* _EXERCISE_:
Among the entries below, tally the lines that include "Record", and give the number alone.

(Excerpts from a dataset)
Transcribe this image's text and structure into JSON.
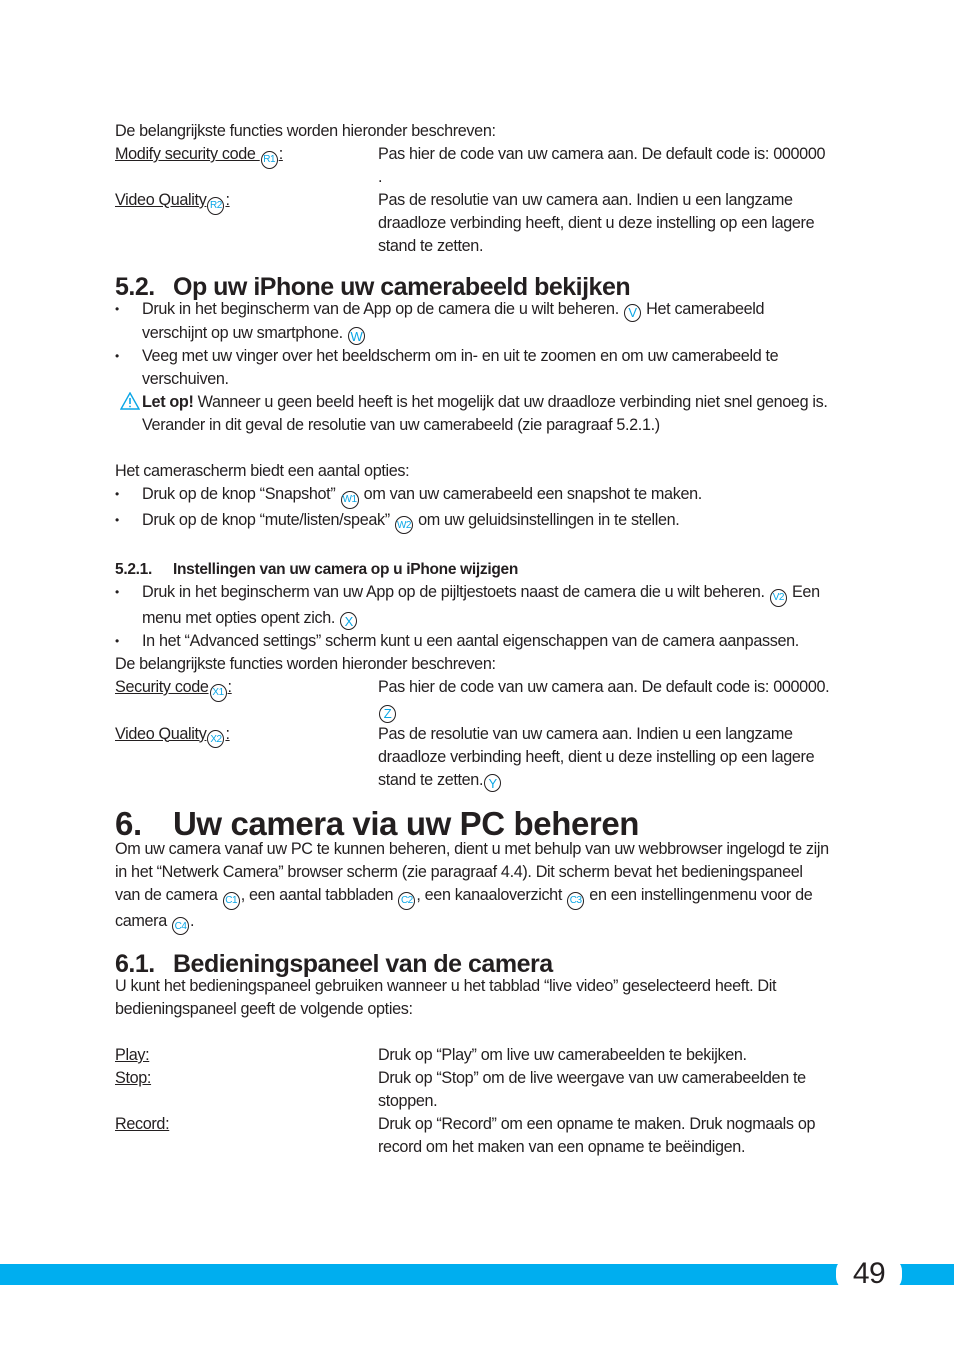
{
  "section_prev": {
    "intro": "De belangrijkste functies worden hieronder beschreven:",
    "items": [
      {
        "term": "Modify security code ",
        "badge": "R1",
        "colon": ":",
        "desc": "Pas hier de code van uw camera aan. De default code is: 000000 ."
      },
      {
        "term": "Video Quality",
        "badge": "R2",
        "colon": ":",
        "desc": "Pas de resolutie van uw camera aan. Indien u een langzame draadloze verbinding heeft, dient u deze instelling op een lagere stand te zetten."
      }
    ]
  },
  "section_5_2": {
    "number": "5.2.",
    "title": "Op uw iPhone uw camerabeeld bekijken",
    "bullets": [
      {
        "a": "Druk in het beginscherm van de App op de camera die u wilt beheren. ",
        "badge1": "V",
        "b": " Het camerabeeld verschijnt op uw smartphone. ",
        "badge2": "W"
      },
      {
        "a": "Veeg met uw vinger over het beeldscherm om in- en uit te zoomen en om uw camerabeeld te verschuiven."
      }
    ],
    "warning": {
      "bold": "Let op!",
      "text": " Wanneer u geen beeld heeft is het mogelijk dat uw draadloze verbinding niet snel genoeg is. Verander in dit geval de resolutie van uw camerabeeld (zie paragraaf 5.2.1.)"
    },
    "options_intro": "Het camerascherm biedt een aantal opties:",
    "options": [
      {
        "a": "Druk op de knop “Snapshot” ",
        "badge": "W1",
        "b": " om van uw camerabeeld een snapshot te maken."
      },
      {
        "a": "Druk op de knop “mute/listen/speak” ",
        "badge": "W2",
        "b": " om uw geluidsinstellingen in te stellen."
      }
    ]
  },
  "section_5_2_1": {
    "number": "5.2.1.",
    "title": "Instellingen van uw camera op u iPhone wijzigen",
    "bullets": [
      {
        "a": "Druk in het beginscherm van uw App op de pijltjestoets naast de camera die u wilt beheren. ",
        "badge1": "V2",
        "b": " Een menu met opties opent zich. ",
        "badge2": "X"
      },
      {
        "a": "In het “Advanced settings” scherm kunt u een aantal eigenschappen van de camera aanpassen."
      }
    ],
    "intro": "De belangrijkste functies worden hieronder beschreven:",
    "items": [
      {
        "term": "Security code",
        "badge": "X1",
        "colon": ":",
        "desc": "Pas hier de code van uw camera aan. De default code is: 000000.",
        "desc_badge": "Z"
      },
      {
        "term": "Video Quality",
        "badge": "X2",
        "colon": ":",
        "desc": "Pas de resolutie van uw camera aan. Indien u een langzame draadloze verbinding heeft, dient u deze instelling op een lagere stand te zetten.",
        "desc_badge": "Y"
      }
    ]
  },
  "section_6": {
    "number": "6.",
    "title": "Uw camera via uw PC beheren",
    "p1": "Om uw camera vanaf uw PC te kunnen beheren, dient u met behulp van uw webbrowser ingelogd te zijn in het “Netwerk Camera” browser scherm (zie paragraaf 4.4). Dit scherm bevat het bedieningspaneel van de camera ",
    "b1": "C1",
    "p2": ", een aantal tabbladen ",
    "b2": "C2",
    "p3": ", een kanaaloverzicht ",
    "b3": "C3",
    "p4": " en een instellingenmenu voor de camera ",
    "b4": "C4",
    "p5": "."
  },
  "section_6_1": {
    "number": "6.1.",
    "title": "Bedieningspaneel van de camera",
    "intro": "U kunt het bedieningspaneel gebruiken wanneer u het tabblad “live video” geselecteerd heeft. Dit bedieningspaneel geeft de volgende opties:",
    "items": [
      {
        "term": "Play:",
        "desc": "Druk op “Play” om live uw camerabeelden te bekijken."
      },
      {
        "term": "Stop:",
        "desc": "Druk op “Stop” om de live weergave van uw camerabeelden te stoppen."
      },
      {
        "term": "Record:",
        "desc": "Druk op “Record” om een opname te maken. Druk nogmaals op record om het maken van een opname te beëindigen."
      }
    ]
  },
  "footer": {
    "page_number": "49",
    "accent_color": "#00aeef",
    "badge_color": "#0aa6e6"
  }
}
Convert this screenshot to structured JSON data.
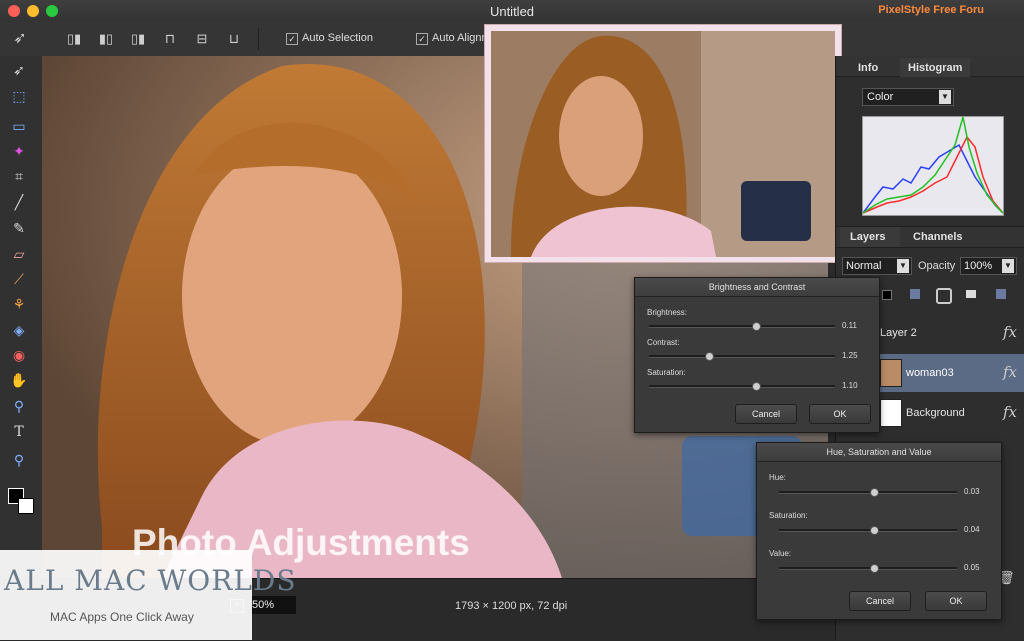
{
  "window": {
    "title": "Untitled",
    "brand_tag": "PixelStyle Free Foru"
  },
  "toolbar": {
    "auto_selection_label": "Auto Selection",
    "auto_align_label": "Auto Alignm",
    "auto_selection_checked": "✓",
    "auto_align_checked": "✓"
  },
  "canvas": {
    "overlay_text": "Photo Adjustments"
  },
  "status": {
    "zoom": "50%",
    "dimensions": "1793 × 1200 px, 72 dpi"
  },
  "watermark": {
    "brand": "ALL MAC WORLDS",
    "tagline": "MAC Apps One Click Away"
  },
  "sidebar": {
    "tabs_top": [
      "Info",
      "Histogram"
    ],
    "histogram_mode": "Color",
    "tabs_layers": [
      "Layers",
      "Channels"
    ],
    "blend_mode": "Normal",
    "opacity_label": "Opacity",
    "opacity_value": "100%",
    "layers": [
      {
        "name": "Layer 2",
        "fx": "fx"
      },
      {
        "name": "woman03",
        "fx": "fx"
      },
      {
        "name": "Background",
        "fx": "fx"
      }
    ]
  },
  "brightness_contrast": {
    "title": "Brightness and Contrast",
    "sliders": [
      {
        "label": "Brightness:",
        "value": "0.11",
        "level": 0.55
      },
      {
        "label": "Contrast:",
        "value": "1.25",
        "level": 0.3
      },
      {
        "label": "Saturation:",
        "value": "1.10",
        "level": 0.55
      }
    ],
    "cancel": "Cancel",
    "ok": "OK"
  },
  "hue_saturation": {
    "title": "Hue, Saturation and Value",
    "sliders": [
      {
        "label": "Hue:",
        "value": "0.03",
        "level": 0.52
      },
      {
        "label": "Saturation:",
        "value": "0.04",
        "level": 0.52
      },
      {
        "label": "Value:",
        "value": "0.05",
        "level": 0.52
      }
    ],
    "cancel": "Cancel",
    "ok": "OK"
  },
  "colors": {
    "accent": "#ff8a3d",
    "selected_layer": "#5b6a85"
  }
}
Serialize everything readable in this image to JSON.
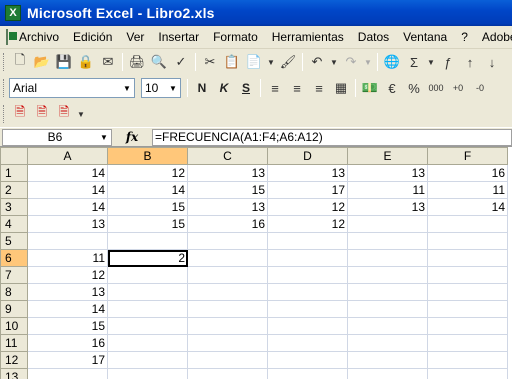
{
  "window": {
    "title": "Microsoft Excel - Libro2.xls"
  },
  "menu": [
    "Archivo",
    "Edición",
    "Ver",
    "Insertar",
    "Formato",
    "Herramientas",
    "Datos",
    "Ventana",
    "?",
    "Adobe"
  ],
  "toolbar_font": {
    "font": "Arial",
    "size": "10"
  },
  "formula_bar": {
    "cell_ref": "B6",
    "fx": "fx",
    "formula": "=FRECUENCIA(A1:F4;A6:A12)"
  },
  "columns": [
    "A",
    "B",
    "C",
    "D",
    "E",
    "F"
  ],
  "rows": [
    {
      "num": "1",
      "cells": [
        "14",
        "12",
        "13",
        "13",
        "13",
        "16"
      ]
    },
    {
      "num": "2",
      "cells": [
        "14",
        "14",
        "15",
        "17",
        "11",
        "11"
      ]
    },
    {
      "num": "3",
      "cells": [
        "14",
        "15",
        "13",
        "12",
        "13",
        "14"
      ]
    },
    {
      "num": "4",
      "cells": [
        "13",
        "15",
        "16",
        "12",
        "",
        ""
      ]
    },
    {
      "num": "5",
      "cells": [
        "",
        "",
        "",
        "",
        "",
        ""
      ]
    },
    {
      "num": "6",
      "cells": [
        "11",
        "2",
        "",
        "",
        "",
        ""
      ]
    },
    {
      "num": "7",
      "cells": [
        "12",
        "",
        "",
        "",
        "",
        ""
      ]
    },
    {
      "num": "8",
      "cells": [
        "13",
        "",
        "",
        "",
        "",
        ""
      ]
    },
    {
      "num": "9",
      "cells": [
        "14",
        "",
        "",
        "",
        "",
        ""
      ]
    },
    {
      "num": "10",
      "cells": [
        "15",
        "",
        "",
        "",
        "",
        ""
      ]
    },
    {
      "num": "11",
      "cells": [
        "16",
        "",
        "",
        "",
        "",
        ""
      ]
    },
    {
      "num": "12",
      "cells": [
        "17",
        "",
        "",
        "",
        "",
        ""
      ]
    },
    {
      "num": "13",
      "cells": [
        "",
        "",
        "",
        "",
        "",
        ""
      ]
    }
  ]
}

* _EXERCISE SOLUTION_:
2